Peter Le

All Posts

April 2, 2014 - 1:20pm

I his essay McDonough comments on Guy Debord's "The Naked City", a diagrammatic map showing the multitude of potential ambulatory connections between fragmentary parts of Paris. The fragments are parts of "localized space", cohesive realms with similar "atmospheres". This, he argues, is more precisely how we experience and navigate a space ...from landmark to... more

April 2, 2014 - 9:36am

A photo essay

February 26, 2014 - 2:39am
February 25, 2014 - 11:17pm

The Mitchell reading regarding People's Park reminded me of somethings I had read before. "The right to the city" was a term that I remember Henri Lefebvre wrote about circa the 1968 Paris uprising. The idea of what Jurgen Habermas termed the "public sphere" is closely intertwined the the concept of the common, shared space and democracy. The public sphere is a... more

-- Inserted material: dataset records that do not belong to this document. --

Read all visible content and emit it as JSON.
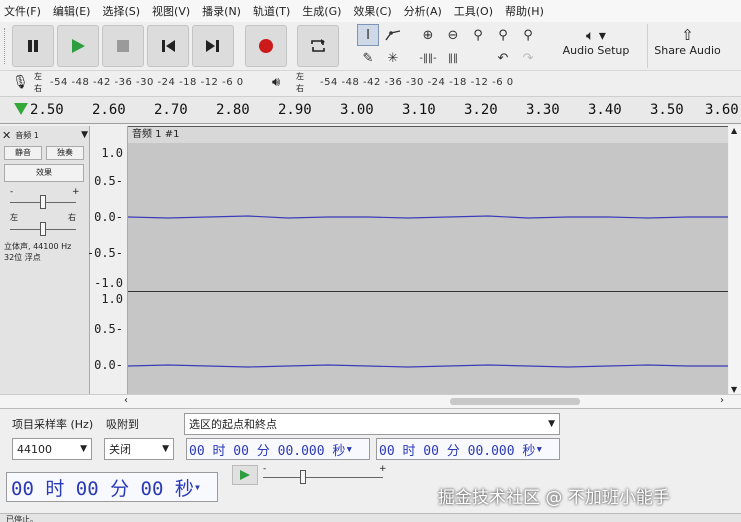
{
  "menu": [
    "文件(F)",
    "编辑(E)",
    "选择(S)",
    "视图(V)",
    "播录(N)",
    "轨道(T)",
    "生成(G)",
    "效果(C)",
    "分析(A)",
    "工具(O)",
    "帮助(H)"
  ],
  "toolbar": {
    "audio_setup": "Audio Setup",
    "share_audio": "Share Audio"
  },
  "meters": {
    "rec_lr_top": "左",
    "rec_lr_bot": "右",
    "rec_scale": "-54 -48 -42 -36 -30 -24 -18 -12 -6 0",
    "play_lr_top": "左",
    "play_lr_bot": "右",
    "play_scale": "-54 -48 -42 -36 -30 -24 -18 -12 -6 0"
  },
  "timeline": {
    "ticks": [
      "2.50",
      "2.60",
      "2.70",
      "2.80",
      "2.90",
      "3.00",
      "3.10",
      "3.20",
      "3.30",
      "3.40",
      "3.50",
      "3.60"
    ]
  },
  "track": {
    "name": "音频 1",
    "clip_title": "音频 1 #1",
    "mute": "静音",
    "solo": "独奏",
    "effects": "效果",
    "pan_left": "左",
    "pan_right": "右",
    "gain_minus": "-",
    "gain_plus": "+",
    "info1": "立体声, 44100 Hz",
    "info2": "32位 浮点",
    "scale_top": [
      "1.0",
      "0.5-",
      "0.0-",
      "-0.5-",
      "-1.0"
    ],
    "scale_bottom": [
      "1.0",
      "0.5-",
      "0.0-"
    ]
  },
  "bottom": {
    "rate_label": "项目采样率 (Hz)",
    "snap_label": "吸附到",
    "sel_label": "选区的起点和終点",
    "rate_value": "44100",
    "snap_value": "关闭",
    "sel_start": "00 时 00 分 00.000 秒",
    "sel_end": "00 时 00 分 00.000 秒",
    "time_display": "00 时 00 分 00 秒",
    "speed_minus": "-",
    "speed_plus": "+"
  },
  "status": {
    "text": "已停止。"
  },
  "watermark": "掘金技术社区 @ 不加班小能手"
}
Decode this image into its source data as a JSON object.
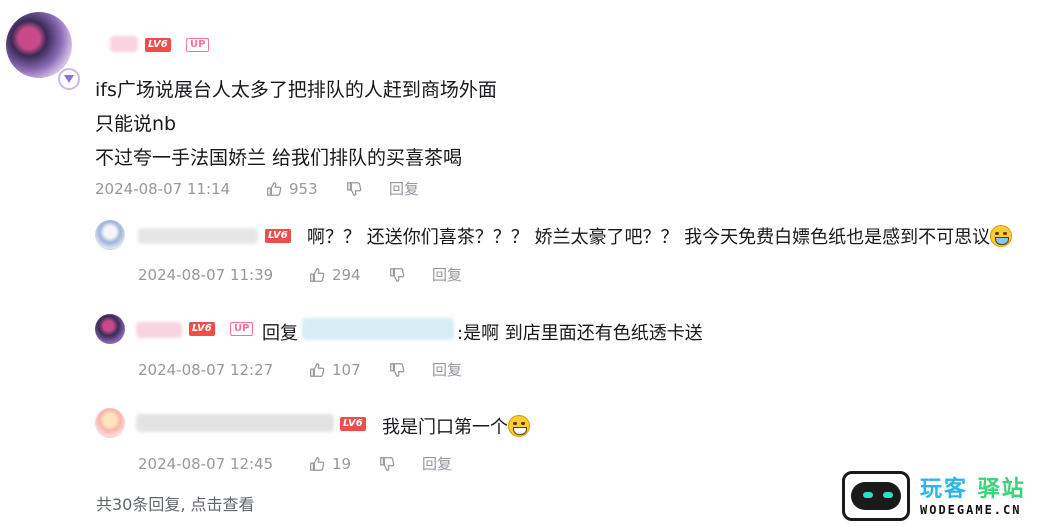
{
  "comments": {
    "main": {
      "level": "LV6",
      "up_badge": "UP",
      "lines": [
        "ifs广场说展台人太多了把排队的人赶到商场外面",
        "只能说nb",
        "不过夸一手法国娇兰 给我们排队的买喜茶喝"
      ],
      "time": "2024-08-07 11:14",
      "likes": "953",
      "reply_label": "回复"
    },
    "replies": [
      {
        "level": "LV6",
        "text": "啊？？ 还送你们喜茶？？？ 娇兰太豪了吧？？ 我今天免费白嫖色纸也是感到不可思议",
        "emoji": "laugh-cry-emoji",
        "time": "2024-08-07 11:39",
        "likes": "294",
        "reply_label": "回复"
      },
      {
        "level": "LV6",
        "up_badge": "UP",
        "reply_prefix": "回复",
        "text": ":是啊 到店里面还有色纸透卡送",
        "time": "2024-08-07 12:27",
        "likes": "107",
        "reply_label": "回复"
      },
      {
        "level": "LV6",
        "text": "我是门口第一个",
        "emoji": "grin-emoji",
        "time": "2024-08-07 12:45",
        "likes": "19",
        "reply_label": "回复"
      }
    ],
    "more_replies": "共30条回复, 点击查看"
  },
  "watermark": {
    "cn_part1": "玩客",
    "cn_part2": "驿站",
    "en": "WODEGAME.CN"
  },
  "colors": {
    "level_badge": "#f04c49",
    "up_badge": "#fb7299",
    "meta_text": "#9499a0"
  }
}
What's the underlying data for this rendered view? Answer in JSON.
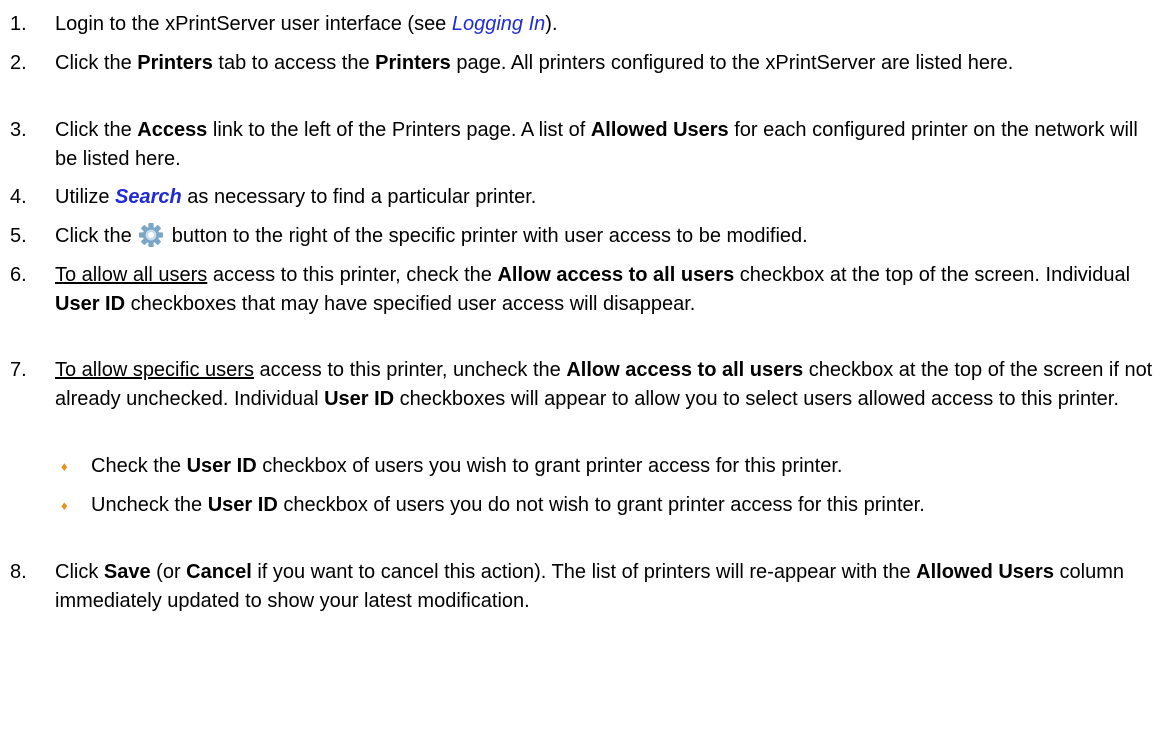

February 5, 2014 - 3:31pm
February 5, 2014 - 12:04pm

In "The City: Suggestions for the Investigation of Human Behavior in the Urban Environment", Robert Ezra Park challenges the reader to understand the city beyond it's apparent physical morphology and to focus upon its human social behaviors. Park, writing in 1915, is credited with coining the term, "human ecology", to describe how human activity in the city as similar... more

January 29, 2014 - 3:25am

New Haven's process of handpicking families for the Court Street redevelopment demonstrates the aspiration of that era: the ideal neighborhood housed middle-class working families, primarily white but also somewhat racially integrated, and whose architecture borrowed from suburban, pastoral ideals: small streets, few cars, wide sidewalks and close-knit neighborhoods. It's hard to... more

January 29, 2014 - 3:21am
January 28, 2014 - 11:01pm

Gabrielle Brainard 's historical account of the Court Street row houses touches upon many of the economic and social issues surrounding urban growth, decline and redevelopment. It was the industrial boom in the 1800's that spurred the development of the Wooster square area and it was industrial decline starting in the 1920's that spelled its decay. Throughout all of this, the... more